owners, can get cavities,
loose teeth and tooth abscesses. If your pet has bad breath it can be a
sign of periodontal disease resulting from a build-up of plaque. If
plaque is not removed, your pet can end up with a bacterial infection.
The bacterial infection can spread through his bloodstream into your
pet's body systems where it can damage his liver, kidneys, even his
heart and brain.
Take the offense in protecting your pet
from periodontal disease by brushing his teeth. Brushing your pet's
teeth should not be a chore or uncomfortable for either party; it should
be a regular and fun part of your routine! There are a number of steps
that you as an owner can take to keep your dog or cat's teeth sparkling
Begin by acclimating your pet to having
your fingers in and around his mouth. Start by dipping one of your
fingers in beef or chicken broth or bouillon so this new exercise seems
less scary and unfamiliar and more delicious for him. Slowly and gently,
rub a bouillon-flavored finger over your pet's teeth and gums. Remember
to take your time and shower your pet with praise! After doing this a
few times your pet should look forward to it, so he's ready for the next
Wrap a piece of gauze around your finger
and again dip it in bouillon. This is going to simulate feeling of your
pet having his teeth brushed. If your pet is relaxed and comfortable,
gently rub your finger in circular motions over your pet's teeth.
Continue with this step until your pet is used to the action of brushing
with the gauze.
The next step is getting your dog or cat
used to the dental tool you will be using to actually brush his teeth.
This may be a toothbrush made especially for pets, a dental sponge or a
dental pad. These items often have strange new consistencies or textures
for your pet. Let your pet lick something he likes off the toothbrush or
pad so he becomes familiar with the texture.
Once used to the dental tool of your
choosing, you can add to it a pet-specific toothpaste or rinse. Pets
cannot use human toothpastes for a few reasons. Our toothpaste is
inedible, which is why we do not ingest it. Your pet does not spit as we

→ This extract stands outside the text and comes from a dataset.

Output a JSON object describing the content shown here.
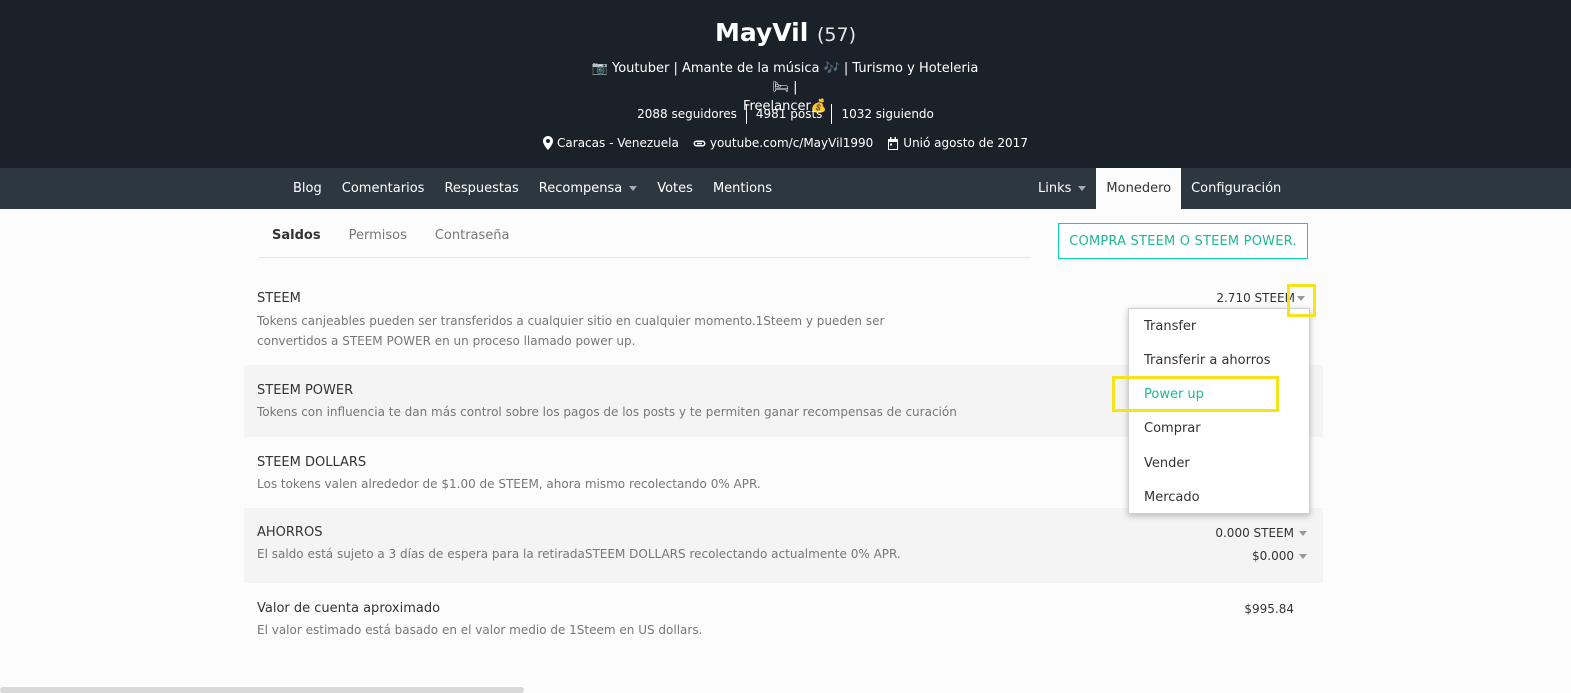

do so they require an edible toothpaste. Many human toothpastes also
contain xylitol which may cause liver failure in dogs.
While not the minty flavors we are
accustomed to, pet toothpastes are often come in varieties such as beef,
chicken, malt or other flavor pets find appealing. Get your pet used to
both the flavor and consistency of his toothpaste by applying it to your
finger and letting him lick it off. Go a step further by applying a
small amount of the toothpaste along your pet's tooth and gum line with
Make sure to praise and encourage your
pet so they associate this taste with a good experience! After your pet
is used to you handling his mouth, the sensation of having his teeth
brushed with gauze, the texture of toothbrush bristles and the flavor
and texture of the toothpaste you have chosen it is time to brush his
teeth. Encourage your pet by using a happy and calm voice as you apply
toothpaste to his brush and begin brushing. To get your pet used to
brushing, consider beginning with just his upper canine teeth. They are
the large set of teeth at the front of his mouth. Continue slowly as
your pet allows you to brush a few teeth at a time and gradually
progress until you are able to brush all of his teeth. When you praise
your pet at the end of each exercise he will associate having his teeth
brushed as a great game and quality time spent with you.